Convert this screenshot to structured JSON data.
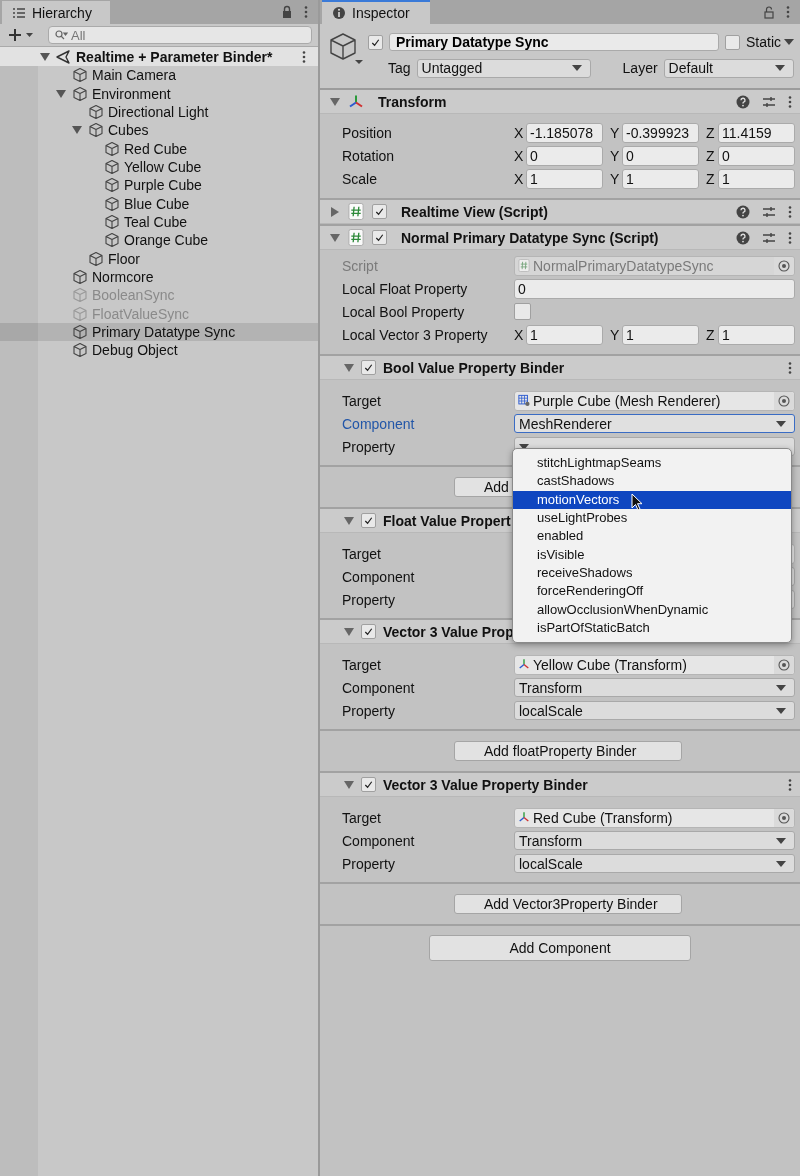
{
  "hierarchy": {
    "tab": "Hierarchy",
    "search": {
      "placeholder": "All"
    },
    "scene": {
      "name": "Realtime + Parameter Binder*",
      "expanded": true
    },
    "items": [
      {
        "name": "Main Camera",
        "disabled": false,
        "selected": false
      },
      {
        "name": "Environment",
        "expanded": true,
        "disabled": false,
        "selected": false,
        "children": [
          {
            "name": "Directional Light",
            "disabled": false,
            "selected": false
          },
          {
            "name": "Cubes",
            "expanded": true,
            "disabled": false,
            "selected": false,
            "children": [
              {
                "name": "Red Cube",
                "disabled": false,
                "selected": false
              },
              {
                "name": "Yellow Cube",
                "disabled": false,
                "selected": false
              },
              {
                "name": "Purple Cube",
                "disabled": false,
                "selected": false
              },
              {
                "name": "Blue Cube",
                "disabled": false,
                "selected": false
              },
              {
                "name": "Teal Cube",
                "disabled": false,
                "selected": false
              },
              {
                "name": "Orange Cube",
                "disabled": false,
                "selected": false
              }
            ]
          },
          {
            "name": "Floor",
            "disabled": false,
            "selected": false
          }
        ]
      },
      {
        "name": "Normcore",
        "disabled": false,
        "selected": false
      },
      {
        "name": "BooleanSync",
        "disabled": true,
        "selected": false
      },
      {
        "name": "FloatValueSync",
        "disabled": true,
        "selected": false
      },
      {
        "name": "Primary Datatype Sync",
        "disabled": false,
        "selected": true
      },
      {
        "name": "Debug Object",
        "disabled": false,
        "selected": false
      }
    ]
  },
  "inspector": {
    "tab": "Inspector",
    "object": {
      "active": true,
      "name": "Primary Datatype Sync",
      "static": false,
      "static_label": "Static",
      "tag_label": "Tag",
      "tag": "Untagged",
      "layer_label": "Layer",
      "layer": "Default"
    },
    "sections": [
      {
        "kind": "transform",
        "title": "Transform",
        "expanded": true,
        "rows": [
          {
            "label": "Position",
            "values": [
              {
                "axis": "X",
                "value": "-1.185078"
              },
              {
                "axis": "Y",
                "value": "-0.399923"
              },
              {
                "axis": "Z",
                "value": "11.4159"
              }
            ]
          },
          {
            "label": "Rotation",
            "values": [
              {
                "axis": "X",
                "value": "0"
              },
              {
                "axis": "Y",
                "value": "0"
              },
              {
                "axis": "Z",
                "value": "0"
              }
            ]
          },
          {
            "label": "Scale",
            "values": [
              {
                "axis": "X",
                "value": "1"
              },
              {
                "axis": "Y",
                "value": "1"
              },
              {
                "axis": "Z",
                "value": "1"
              }
            ]
          }
        ]
      },
      {
        "kind": "component",
        "title": "Realtime View (Script)",
        "enabled": true,
        "expanded": false
      },
      {
        "kind": "component",
        "title": "Normal Primary Datatype Sync (Script)",
        "enabled": true,
        "expanded": true,
        "rows": [
          {
            "kind": "object",
            "label": "Script",
            "value": "NormalPrimaryDatatypeSync",
            "disabled": true,
            "focused": false
          },
          {
            "kind": "text",
            "label": "Local Float Property",
            "value": "0",
            "disabled": false,
            "focused": false
          },
          {
            "kind": "checkbox",
            "label": "Local Bool Property",
            "checked": false,
            "disabled": false,
            "focused": false
          },
          {
            "kind": "vector",
            "label": "Local Vector 3 Property",
            "values": [
              {
                "axis": "X",
                "value": "1"
              },
              {
                "axis": "Y",
                "value": "1"
              },
              {
                "axis": "Z",
                "value": "1"
              }
            ],
            "disabled": false,
            "focused": false
          }
        ]
      },
      {
        "kind": "binder",
        "title": "Bool Value Property Binder",
        "enabled": true,
        "expanded": true,
        "rows": [
          {
            "kind": "object",
            "label": "Target",
            "value": "Purple Cube (Mesh Renderer)",
            "disabled": false,
            "focused": false
          },
          {
            "kind": "dropdown",
            "label": "Component",
            "value": "MeshRenderer",
            "disabled": false,
            "focused": true
          },
          {
            "kind": "dropdown",
            "label": "Property",
            "disabled": false,
            "focused": false
          }
        ]
      },
      {
        "kind": "add-button",
        "label": "Add"
      },
      {
        "kind": "binder",
        "title": "Float Value Propert",
        "enabled": true,
        "expanded": true,
        "rows": [
          {
            "kind": "object",
            "label": "Target",
            "disabled": false,
            "focused": false
          },
          {
            "kind": "dropdown",
            "label": "Component",
            "disabled": false,
            "focused": false
          },
          {
            "kind": "dropdown",
            "label": "Property",
            "disabled": false,
            "focused": false
          }
        ]
      },
      {
        "kind": "binder",
        "title": "Vector 3 Value Prop",
        "enabled": true,
        "expanded": true,
        "rows": [
          {
            "kind": "object",
            "label": "Target",
            "value": "Yellow Cube (Transform)",
            "disabled": false,
            "focused": false
          },
          {
            "kind": "dropdown",
            "label": "Component",
            "value": "Transform",
            "disabled": false,
            "focused": false
          },
          {
            "kind": "dropdown",
            "label": "Property",
            "value": "localScale",
            "disabled": false,
            "focused": false
          }
        ]
      },
      {
        "kind": "add-button",
        "label": "Add floatProperty Binder"
      },
      {
        "kind": "binder",
        "title": "Vector 3 Value Property Binder",
        "enabled": true,
        "expanded": true,
        "rows": [
          {
            "kind": "object",
            "label": "Target",
            "value": "Red Cube (Transform)",
            "disabled": false,
            "focused": false
          },
          {
            "kind": "dropdown",
            "label": "Component",
            "value": "Transform",
            "disabled": false,
            "focused": false
          },
          {
            "kind": "dropdown",
            "label": "Property",
            "value": "localScale",
            "disabled": false,
            "focused": false
          }
        ]
      },
      {
        "kind": "add-button",
        "label": "Add Vector3Property Binder"
      },
      {
        "kind": "add-component",
        "label": "Add Component"
      }
    ],
    "dropdown_menu": {
      "options": [
        {
          "label": "stitchLightmapSeams",
          "selected": false
        },
        {
          "label": "castShadows",
          "selected": false
        },
        {
          "label": "motionVectors",
          "selected": true
        },
        {
          "label": "useLightProbes",
          "selected": false
        },
        {
          "label": "enabled",
          "selected": false
        },
        {
          "label": "isVisible",
          "selected": false
        },
        {
          "label": "receiveShadows",
          "selected": false
        },
        {
          "label": "forceRenderingOff",
          "selected": false
        },
        {
          "label": "allowOcclusionWhenDynamic",
          "selected": false
        },
        {
          "label": "isPartOfStaticBatch",
          "selected": false
        }
      ]
    }
  }
}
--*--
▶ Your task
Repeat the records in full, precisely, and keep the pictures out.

▶ Result
Convert this screenshot to structured JSON data.
{
  "hierarchy": {
    "tab": "Hierarchy",
    "search": {
      "placeholder": "All"
    },
    "scene": {
      "name": "Realtime + Parameter Binder*",
      "expanded": true
    },
    "items": [
      {
        "name": "Main Camera",
        "disabled": false,
        "selected": false
      },
      {
        "name": "Environment",
        "expanded": true,
        "disabled": false,
        "selected": false,
        "children": [
          {
            "name": "Directional Light",
            "disabled": false,
            "selected": false
          },
          {
            "name": "Cubes",
            "expanded": true,
            "disabled": false,
            "selected": false,
            "children": [
              {
                "name": "Red Cube",
                "disabled": false,
                "selected": false
              },
              {
                "name": "Yellow Cube",
                "disabled": false,
                "selected": false
              },
              {
                "name": "Purple Cube",
                "disabled": false,
                "selected": false
              },
              {
                "name": "Blue Cube",
                "disabled": false,
                "selected": false
              },
              {
                "name": "Teal Cube",
                "disabled": false,
                "selected": false
              },
              {
                "name": "Orange Cube",
                "disabled": false,
                "selected": false
              }
            ]
          },
          {
            "name": "Floor",
            "disabled": false,
            "selected": false
          }
        ]
      },
      {
        "name": "Normcore",
        "disabled": false,
        "selected": false
      },
      {
        "name": "BooleanSync",
        "disabled": true,
        "selected": false
      },
      {
        "name": "FloatValueSync",
        "disabled": true,
        "selected": false
      },
      {
        "name": "Primary Datatype Sync",
        "disabled": false,
        "selected": true
      },
      {
        "name": "Debug Object",
        "disabled": false,
        "selected": false
      }
    ]
  },
  "inspector": {
    "tab": "Inspector",
    "object": {
      "active": true,
      "name": "Primary Datatype Sync",
      "static": false,
      "static_label": "Static",
      "tag_label": "Tag",
      "tag": "Untagged",
      "layer_label": "Layer",
      "layer": "Default"
    },
    "sections": [
      {
        "kind": "transform",
        "title": "Transform",
        "expanded": true,
        "rows": [
          {
            "label": "Position",
            "values": [
              {
                "axis": "X",
                "value": "-1.185078"
              },
              {
                "axis": "Y",
                "value": "-0.399923"
              },
              {
                "axis": "Z",
                "value": "11.4159"
              }
            ]
          },
          {
            "label": "Rotation",
            "values": [
              {
                "axis": "X",
                "value": "0"
              },
              {
                "axis": "Y",
                "value": "0"
              },
              {
                "axis": "Z",
                "value": "0"
              }
            ]
          },
          {
            "label": "Scale",
            "values": [
              {
                "axis": "X",
                "value": "1"
              },
              {
                "axis": "Y",
                "value": "1"
              },
              {
                "axis": "Z",
                "value": "1"
              }
            ]
          }
        ]
      },
      {
        "kind": "component",
        "title": "Realtime View (Script)",
        "enabled": true,
        "expanded": false
      },
      {
        "kind": "component",
        "title": "Normal Primary Datatype Sync (Script)",
        "enabled": true,
        "expanded": true,
        "rows": [
          {
            "kind": "object",
            "label": "Script",
            "value": "NormalPrimaryDatatypeSync",
            "disabled": true,
            "focused": false
          },
          {
            "kind": "text",
            "label": "Local Float Property",
            "value": "0",
            "disabled": false,
            "focused": false
          },
          {
            "kind": "checkbox",
            "label": "Local Bool Property",
            "checked": false,
            "disabled": false,
            "focused": false
          },
          {
            "kind": "vector",
            "label": "Local Vector 3 Property",
            "values": [
              {
                "axis": "X",
                "value": "1"
              },
              {
                "axis": "Y",
                "value": "1"
              },
              {
                "axis": "Z",
                "value": "1"
              }
            ],
            "disabled": false,
            "focused": false
          }
        ]
      },
      {
        "kind": "binder",
        "title": "Bool Value Property Binder",
        "enabled": true,
        "expanded": true,
        "rows": [
          {
            "kind": "object",
            "label": "Target",
            "value": "Purple Cube (Mesh Renderer)",
            "disabled": false,
            "focused": false
          },
          {
            "kind": "dropdown",
            "label": "Component",
            "value": "MeshRenderer",
            "disabled": false,
            "focused": true
          },
          {
            "kind": "dropdown",
            "label": "Property",
            "disabled": false,
            "focused": false
          }
        ]
      },
      {
        "kind": "add-button",
        "label": "Add"
      },
      {
        "kind": "binder",
        "title": "Float Value Propert",
        "enabled": true,
        "expanded": true,
        "rows": [
          {
            "kind": "object",
            "label": "Target",
            "disabled": false,
            "focused": false
          },
          {
            "kind": "dropdown",
            "label": "Component",
            "disabled": false,
            "focused": false
          },
          {
            "kind": "dropdown",
            "label": "Property",
            "disabled": false,
            "focused": false
          }
        ]
      },
      {
        "kind": "binder",
        "title": "Vector 3 Value Prop",
        "enabled": true,
        "expanded": true,
        "rows": [
          {
            "kind": "object",
            "label": "Target",
            "value": "Yellow Cube (Transform)",
            "disabled": false,
            "focused": false
          },
          {
            "kind": "dropdown",
            "label": "Component",
            "value": "Transform",
            "disabled": false,
            "focused": false
          },
          {
            "kind": "dropdown",
            "label": "Property",
            "value": "localScale",
            "disabled": false,
            "focused": false
          }
        ]
      },
      {
        "kind": "add-button",
        "label": "Add floatProperty Binder"
      },
      {
        "kind": "binder",
        "title": "Vector 3 Value Property Binder",
        "enabled": true,
        "expanded": true,
        "rows": [
          {
            "kind": "object",
            "label": "Target",
            "value": "Red Cube (Transform)",
            "disabled": false,
            "focused": false
          },
          {
            "kind": "dropdown",
            "label": "Component",
            "value": "Transform",
            "disabled": false,
            "focused": false
          },
          {
            "kind": "dropdown",
            "label": "Property",
            "value": "localScale",
            "disabled": false,
            "focused": false
          }
        ]
      },
      {
        "kind": "add-button",
        "label": "Add Vector3Property Binder"
      },
      {
        "kind": "add-component",
        "label": "Add Component"
      }
    ],
    "dropdown_menu": {
      "options": [
        {
          "label": "stitchLightmapSeams",
          "selected": false
        },
        {
          "label": "castShadows",
          "selected": false
        },
        {
          "label": "motionVectors",
          "selected": true
        },
        {
          "label": "useLightProbes",
          "selected": false
        },
        {
          "label": "enabled",
          "selected": false
        },
        {
          "label": "isVisible",
          "selected": false
        },
        {
          "label": "receiveShadows",
          "selected": false
        },
        {
          "label": "forceRenderingOff",
          "selected": false
        },
        {
          "label": "allowOcclusionWhenDynamic",
          "selected": false
        },
        {
          "label": "isPartOfStaticBatch",
          "selected": false
        }
      ]
    }
  }
}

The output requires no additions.